Game Reviews - Reviews

Plants vs. Zombies: Garden Warfare (EA, PS3 / PS4)


The original Plants Vs. Zombies became a genuine phenomenon after being ported to nearly every handheld device and console on the market. One of the original tower defence games, it combined easy to learn, hard to master strategy with a deliciously gonzo sense of humour. Whereas so many other games featuring the shambling undead were morose affairs, PvZ was brightly coloured, cartoonish and genuinely funny. However, when developers PopCap Games announced that they were making a third-person shooter in the same well-tapped vein as Gears Of War (Epic, Multi), more than a few eyebrows were raised. How exactly would the off-the-wall (lack of) sensibilities of the source material translate to the online multiplayer arena dominated by brash, thuggish COD clones?

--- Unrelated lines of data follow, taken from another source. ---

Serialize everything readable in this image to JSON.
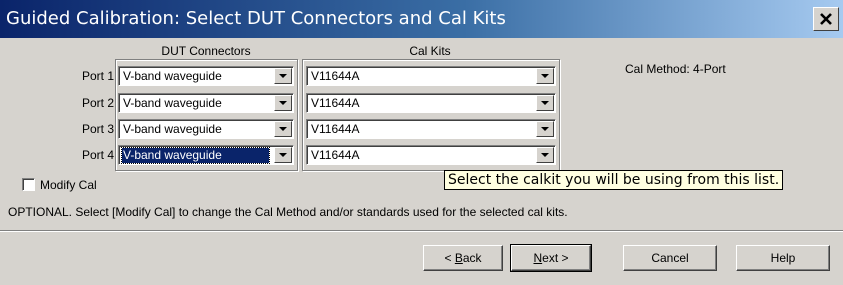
{
  "window": {
    "title": "Guided Calibration: Select DUT Connectors and Cal Kits"
  },
  "headers": {
    "dut_connectors": "DUT Connectors",
    "cal_kits": "Cal Kits"
  },
  "cal_method": "Cal Method:  4-Port",
  "ports": [
    {
      "label": "Port 1",
      "connector": "V-band waveguide",
      "calkit": "V11644A",
      "selected": false
    },
    {
      "label": "Port 2",
      "connector": "V-band waveguide",
      "calkit": "V11644A",
      "selected": false
    },
    {
      "label": "Port 3",
      "connector": "V-band waveguide",
      "calkit": "V11644A",
      "selected": false
    },
    {
      "label": "Port 4",
      "connector": "V-band waveguide",
      "calkit": "V11644A",
      "selected": true
    }
  ],
  "modify_cal": {
    "label": "Modify Cal",
    "checked": false
  },
  "tooltip": "Select the calkit you will be using from this list.",
  "optional_text": "OPTIONAL.  Select [Modify Cal] to change the Cal Method and/or standards used for the selected cal kits.",
  "buttons": {
    "back": {
      "prefix": "< ",
      "mnemonic": "B",
      "rest": "ack"
    },
    "next": {
      "mnemonic": "N",
      "rest": "ext",
      "suffix": " >"
    },
    "cancel": "Cancel",
    "help": "Help"
  },
  "icons": {
    "close": "close-icon",
    "dropdown": "chevron-down-icon"
  }
}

Pretty well, as it turns out. Garden Warfare succeeds largely by virtue of its difference. In a virtual world of grunting, pumped up marines, the sight of anthropomorphic cacti and Venus fly-traps make for a very welcome palate cleanser. Further, the zombies remain as silly as before: undead quarterbacks, mad professors, soldiers and construction workers all jostle for attention on the screen. Now finally released for Sony consoles, these characters are rendered in glorious, pin-sharp HD where the garish level design and animations burst with life. The sound is also particularly strong: voice effects are as silly as you would expect and the music is reminiscent of toned-down Tom Waits songs about graveyards and undertakers and bone machines – minus the bourbon and cigarettes, of course.

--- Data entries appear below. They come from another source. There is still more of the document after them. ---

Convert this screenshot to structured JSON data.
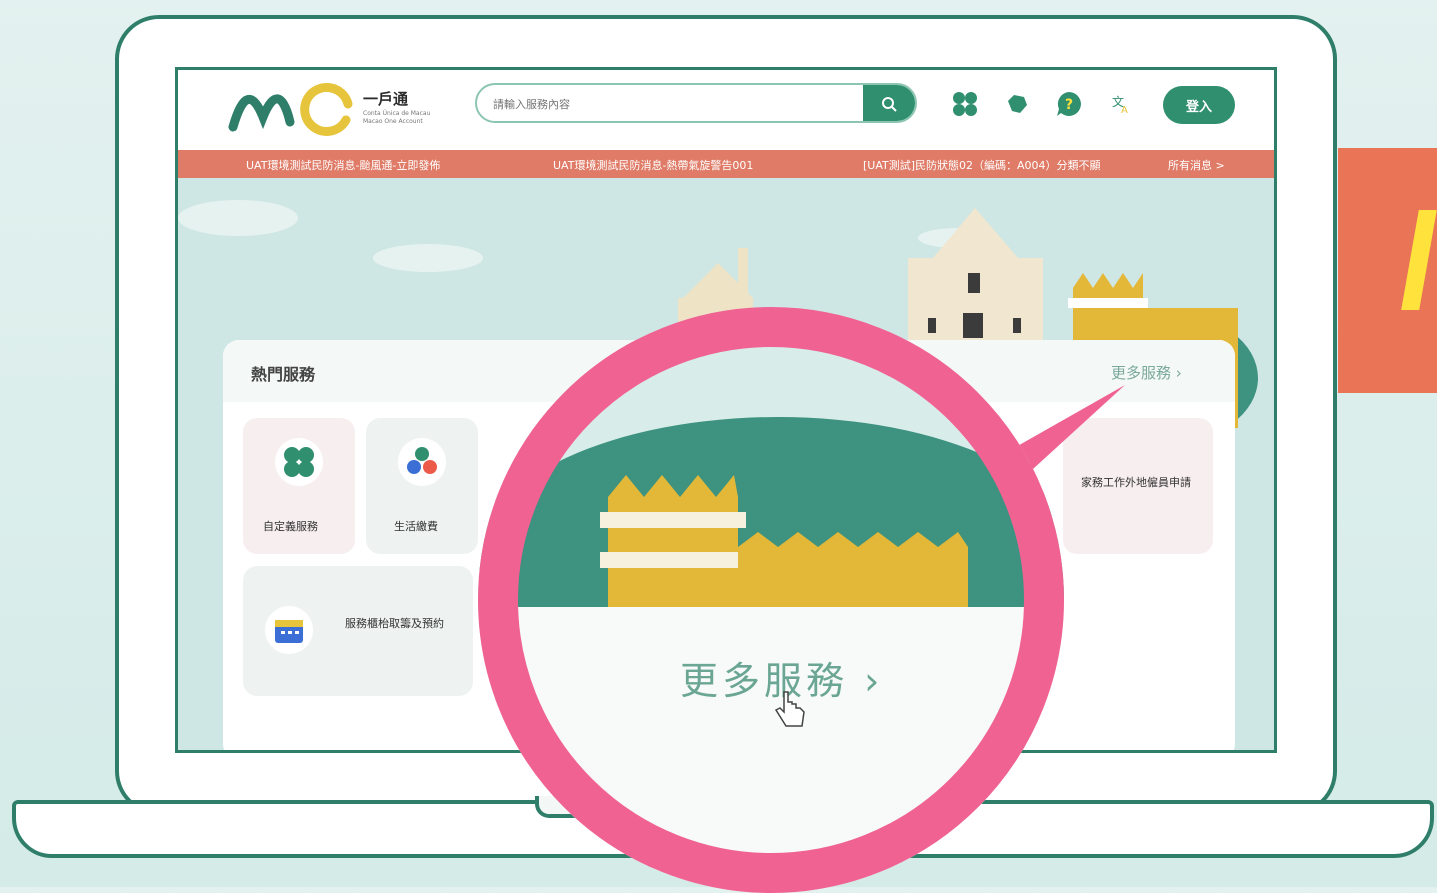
{
  "header": {
    "brand_name": "一戶通",
    "brand_sub_1": "Conta Única de Macau",
    "brand_sub_2": "Macao One Account",
    "search_placeholder": "請輸入服務內容",
    "login_label": "登入"
  },
  "ticker": {
    "items": [
      "UAT環境測試民防消息-颱風通-立即發佈",
      "UAT環境測試民防消息-熱帶氣旋警告001",
      "[UAT測試]民防狀態02（編碼：A004）分類不顯"
    ],
    "all_news": "所有消息 >"
  },
  "hot_services": {
    "title": "熱門服務",
    "more_label": "更多服務",
    "tiles": [
      {
        "label": "自定義服務",
        "icon": "grid-icon"
      },
      {
        "label": "生活繳費",
        "icon": "utility-drops-icon"
      },
      {
        "label": "服務櫃枱取籌及預約",
        "icon": "calendar-icon"
      },
      {
        "label": "家務工作外地僱員申請",
        "icon": "worker-icon"
      }
    ]
  },
  "magnifier": {
    "more_label": "更多服務"
  },
  "colors": {
    "brand_green": "#2f8f6e",
    "ticker": "#df7b67",
    "magnifier_ring": "#f06292",
    "outline": "#2f7e6a"
  }
}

The core gameplay should be familiar to anyone who has spent any time in the company of a console. Two teams compete in generously sized arenas in a variety of modes. There are spins on Capture the Flag, Vanquish, King of the Hill, Deathmatch and so on, several of which borrow templates from EA stablemate Battlefield and jazz them up with slapstick weaponry and farting noises. Each round is fast and frenetic but the controls are tight and responsive, meaning that it does not take long to get to grips with manoeuvring your chosen dude around a given zone. Upgrades and add-ons are available through in-game “card packs”, designed to look like Topps trading cards and which grant you boosts, costume changes, coins to buy unlocks and the like. It’s a neat and no doubt tongue-in-cheek response to the accusation of forcing microtransactions on players – a black cloud that permanently hangs over EA’s reputation.

However, the main criticism of Garden Warfare is ultimately its lack of depth. While all of the DLC has generously been given away free, there is still the nagging doubts over the lack of a solid single player campaign. As with Titanfall (EA, Multi), this is effectively a game designed solely for online play. It again raises the question of the value for money of videogames, and aggravates the suspicion that gamers are systematically being ripped off. This claim is largely unfounded yet some will find the absence of real variety here will to be grating. Further, not everyone will be attuned to the wacky approach of Garden Warfare, dismissing it as a kids’ game rather than one for those weaned on headshots and executions. To that end the package succeeds, and it is no backhanded compliment to suggest that EA have pulled off a neat trick by releasing a game that younger players will find immensely appealing. Those with children who are into gaming should be happy to know that there is no equivalent of COD’s infamous “No Russian” level here, and it is refreshing to play a title where you are not being lambasted for being a noob every few minutes. Ross Thompson